Personal development is also notable to him.
"With personal development, there is so much I've experienced through each professor I've had at Saint Leo. They've all helped me learn and grow by giving me really good advice that has shaped me into the individual I am today."
As for how his education has changed during the COVID-19 pandemic, he says the positives have outweighed any challenges he and his classmates have faced.
"The professors have put a lot of effort into making everything work. Some have used the breakout rooms on Zoom for us to do group work and get to know our classmates a little better. I'd say they have all made sure students don't feel alone, and they will reach out to students who might be struggling to help."
He believes this dynamic will benefit him in his future graduate studies and career.
"This has been good practice for me," he says. "When I go to grad school, I know there will be a lot more independent work, so I know all of this has prepared me well for that."

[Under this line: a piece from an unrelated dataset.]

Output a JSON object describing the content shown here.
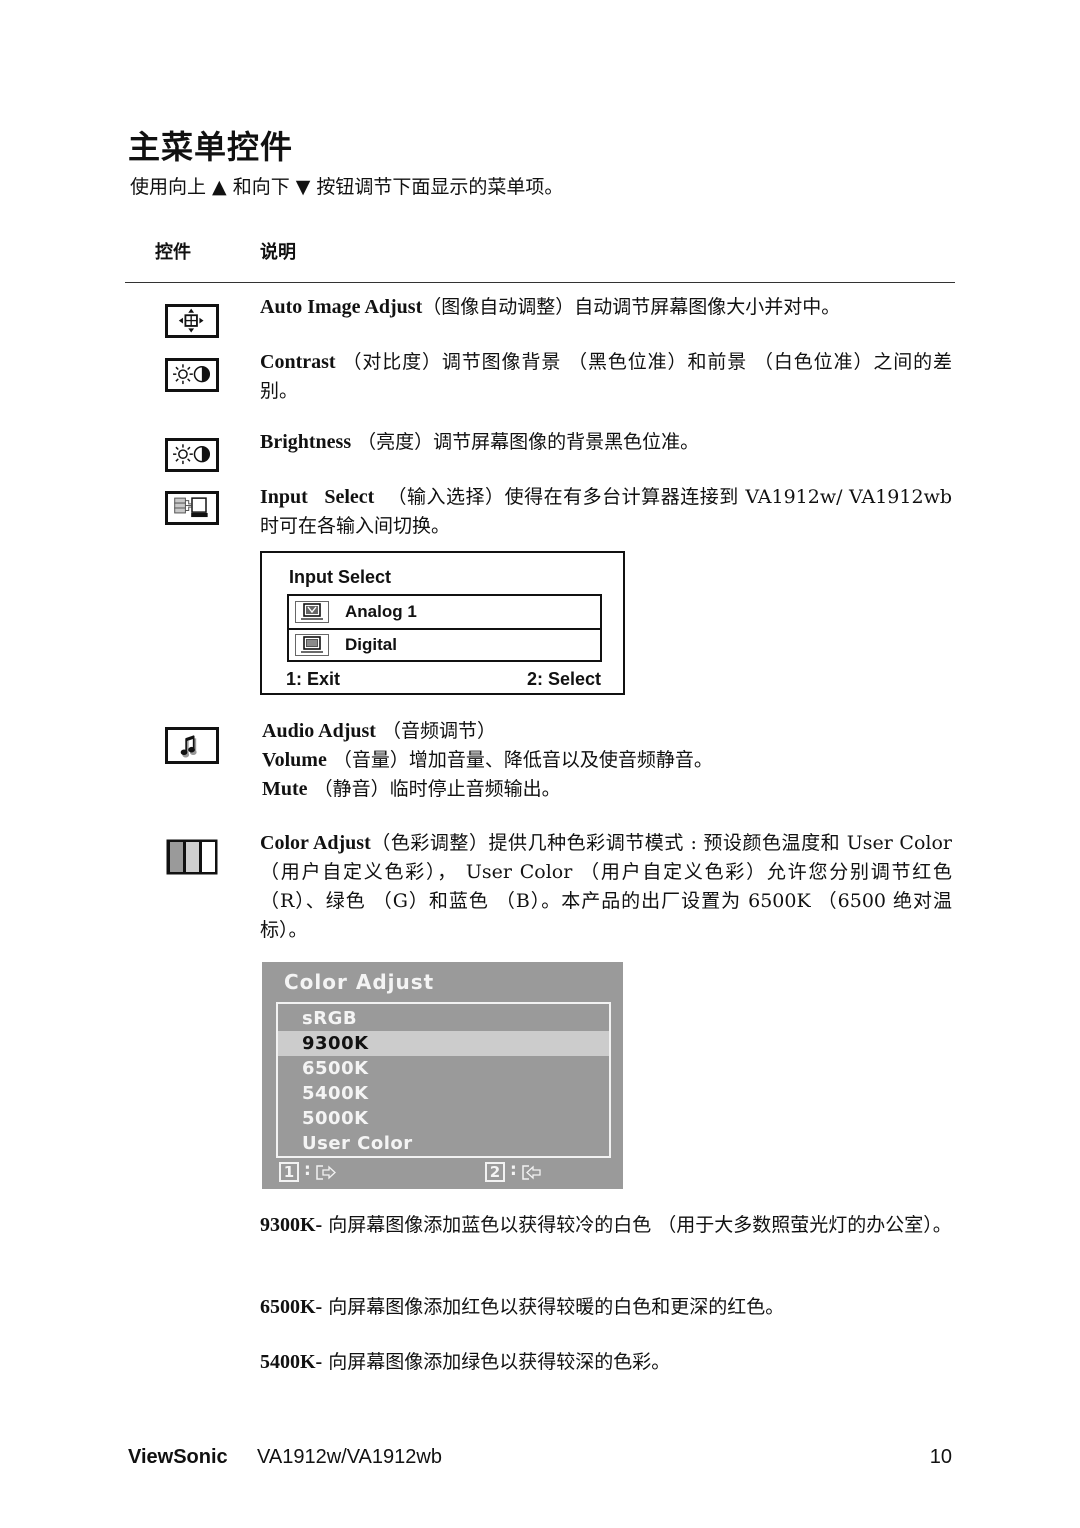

As of this writing, Farrior has been accepted into all four literature and cultural studies graduate degree programs to which he has applied. He's excited for a new experience.

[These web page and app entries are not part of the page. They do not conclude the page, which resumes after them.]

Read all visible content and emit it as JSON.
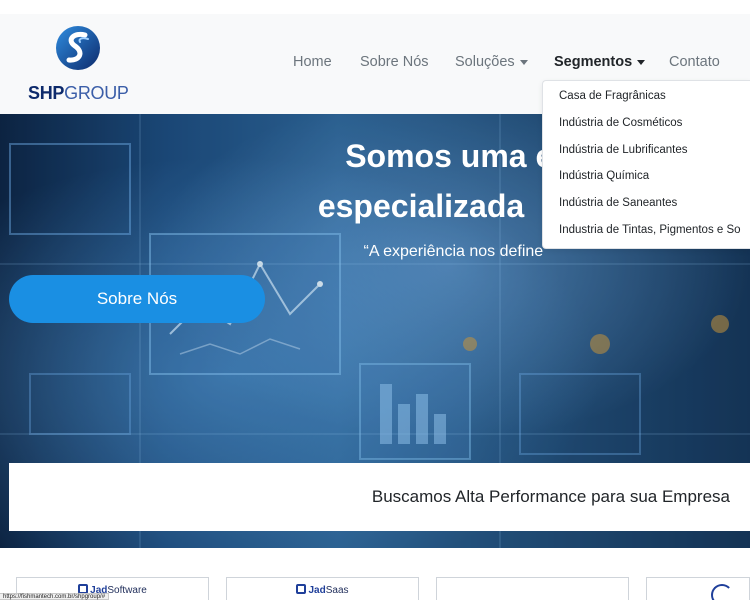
{
  "brand": {
    "logo_shp": "SHP",
    "logo_group": "GROUP",
    "colors": {
      "navy": "#0d2a6b",
      "blue": "#3b5ea8",
      "accent": "#1a8fe3"
    },
    "icon": "shp-swirl-logo-icon"
  },
  "nav": {
    "home": "Home",
    "about": "Sobre Nós",
    "solutions": "Soluções",
    "segments": "Segmentos",
    "contact": "Contato"
  },
  "segments_menu": {
    "items": [
      "Casa de Fragrânicas",
      "Indústria de Cosméticos",
      "Indústria de Lubrificantes",
      "Indústria Química",
      "Indústria de Saneantes",
      "Industria de Tintas, Pigmentos e So"
    ]
  },
  "hero": {
    "title_line1": "Somos uma en",
    "title_line2": "especializada",
    "subtitle": "“A experiência nos define”",
    "button": "Sobre Nós",
    "tagline": "Buscamos Alta Performance para sua Empresa"
  },
  "partners": {
    "card1_a": "Jad",
    "card1_b": "Software",
    "card2_a": "Jad",
    "card2_b": "Saas"
  },
  "status": {
    "url": "https://fishmantech.com.br/shpgroup/#"
  }
}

"I'm a military brat, so I moved around growing up. I'm looking forward to spending two years in a new place and getting to see new things."
He has some wise words on what attending Saint Leo University is really like.
"You're going to grow here. You're going to see yourself get exposed to new ideas and perspectives. Plus, you don't just get to know the students in your major, but the professors are also here for you. They're in your corner. You can ask them to help better explain your homework assignment, get life advice, or go to them with literally anything on your mind."
In 2020, Farrior received the Kurt Wilt Prize for Student Writing for a nonfiction essay he had published in the Sandhill Review. (Check out Farrior's essay, "Dear Friend.")
"This was really my first actual published piece of writing," he says. "Drs. Marino and Barngrover helped me a lot with this essay."
In addition, another research paper on how the late hip-hop star Tupac is a Byronic hero was accepted by the Sigma Tau Delta International English Honor Society. Farrior was supposed to present the paper at a conference in Las Vegas, but it was cancelled due to the COVID-19 pandemic.
"Our own Sigma Tau Delta chapter on campus stepped in and we held a virtual meeting for me to read it. There were students, faculty, staff, and even my old Prof. Johnson from PHSC were in attendance for that."
In his rare spare time, he enjoys reading and writing for fun, building Lego sets, and participating in activism events in the community.